Intel and Microsoft Promote Security Standard for AI

Last week, Intel and Microsoft brought together nearly 100 security and Artificial Intelligence (AI) experts to discuss new standards for Homomorphic Encryption (HE), which is emerging as a leading method to protect privacy in machine learning and cloud computing. The HE standards workshop took place on Intel’s Santa Clara, California campus. Following the first meeting in October, 2018, Intel and Microsoft initiated the founding of the HomomorphicEncryption.org group.

As more data is collected and used to power AI systems, concerns about privacy are on the rise. Casimir Wierzynski from the office of the CTO of AI Products Group at Intel, said that Intel is collaborating with Microsoft Research and Duality Technologies on standardizing HE, “to unlock the power of AI while still protecting data privacy.”

Fully homomorphic encryption, or simply homomorphic encryption, refers to a class of encryption methods envisioned by Rivest, Adleman, and Dertouzos already in 1978, and first constructed by Craig Gentry in 2009. Homomorphic encryption differs from typical encryption methods in that it allows computation to be performed directly on encrypted data without requiring access to a secret key. The result of such a computation remains in encrypted form, and can at a later point be revealed by the owner of the secret key.

It allows AI computation on encrypted data, thus enabling data scientists and researchers to gain valuable insights without decrypting or exposing the underlying data or models. This is particularly useful in instances where data may be sensitive – such as with medical or financial data.  Homomorphic encryption also enables training models directly on encrypted data, without exposing its content. Such encryption would enable researchers to operate on data in a secure and private way, while still delivering insightful results.

Apple to Acquire Majority of Intel’s Smartphone Modem Business

Intel and Apple have signed an agreement for Apple to acquire the majority of Intel’s smartphone modem business. Approximately 2,200 Intel employees will join Apple, along with intellectual property, equipment and leases. The transaction, valued at $1 billion, is expected to close in the fourth quarter of 2019, subject to regulatory approvals and other customary conditions, including works council and other relevant consultations in certain jurisdictions.
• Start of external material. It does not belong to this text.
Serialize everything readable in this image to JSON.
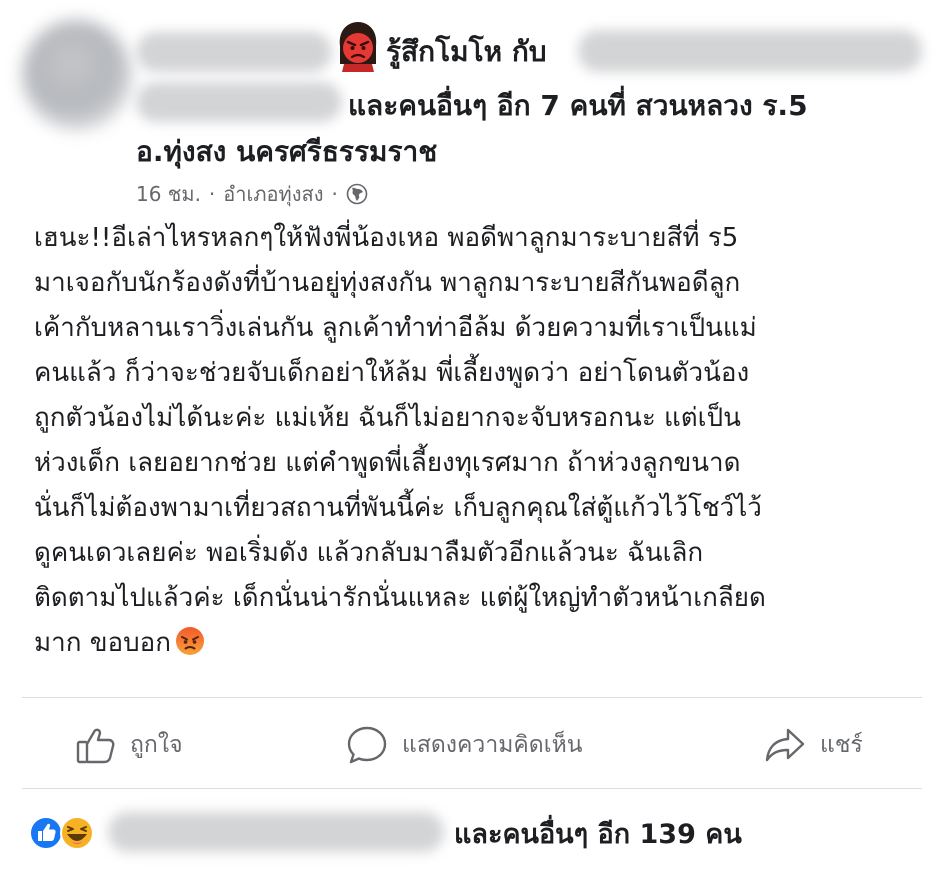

Intel will retain the option to develop modems for non-smartphone applications, such as PCs, internet of things devices and autonomous vehicles. “This agreement enables us to focus on developing technology for the 5G network while retaining critical intellectual property and modem technology that our team has created,” said Intel CEO Bob Swan. “We will put our full effort into 5G where it most closely aligns with the needs of our global customer base.”

In April, 2019 Intel announced intention to exit the 5G smartphone modem business. “We are very excited about the opportunity in 5G and the ‘cloudification’ of the network, but in the smartphone modem business it has become apparent that there is no clear path to profitability and positive returns,” said Intel CEO Bob Swan.

Following the Apple-Intel announcement, CEVA’s shares in NASDAQ rose by 14%, to $28.99. CEVA from Israel provides the IP for the DSPs in Intel’s cellular modems. This is an important market for CEVA. It was well clear when its stock price had fell 13.6% in April, after Intel’s CEO revealed the exit plan from the smartphone modems business.

CEVA expects revenues from Apple starting Q3

Photo above: Intel XMM 7360 LTE Advanced modem

By Yohai Schwiger, Techtime

CEVA from Herzliya, Israel, is expected to report meaningful incomes from future iPhones following Apple decision to switch suppliers and give orders to Intel instead of Qualcomm.  A recent report from COWEN, indicates that with Qualcomm excluded entirely from the 2018 iPhone in lieu of CEVA-based Intel modems, CEVA is poised to increase both its unit share and royalies coming from  Apple.

COWEN: “We believe it should drive a powerful mix shift beginning in late 3Q18 when the phone begins shipping. Management indicated that Intel will be using a new DSP core for the iPhone modems manufactured at Intel’s foundry, which we estimate could bring 30-40% initial ASP bump for CEVA – in addition to the 50% unit share increase. By our math, this could present a $10M+ incremental revenue opportunity over the next four quarters for CEVA.

CEVA is a leading licensor of signal processing platforms (DSP) and a primary player in artificial intelligence (AI) processors. The analysts Matthew Ramsay, Joshua Buchalter and Ethan Potasnick believe that 4.9G/5G basestation chip royalties represent the largest near-term incremental revenue opportunity for CEVA.

“We continue to see a $20M+ incremental evenue opportunity from just Nokia and ZTE by 2020. In fact, CEVA recently announced an agreement with a 3rd 5G basestation customer and remains in discussion with a fourth (likely Samsung and Ericsson since Huawei does its own DSPs).”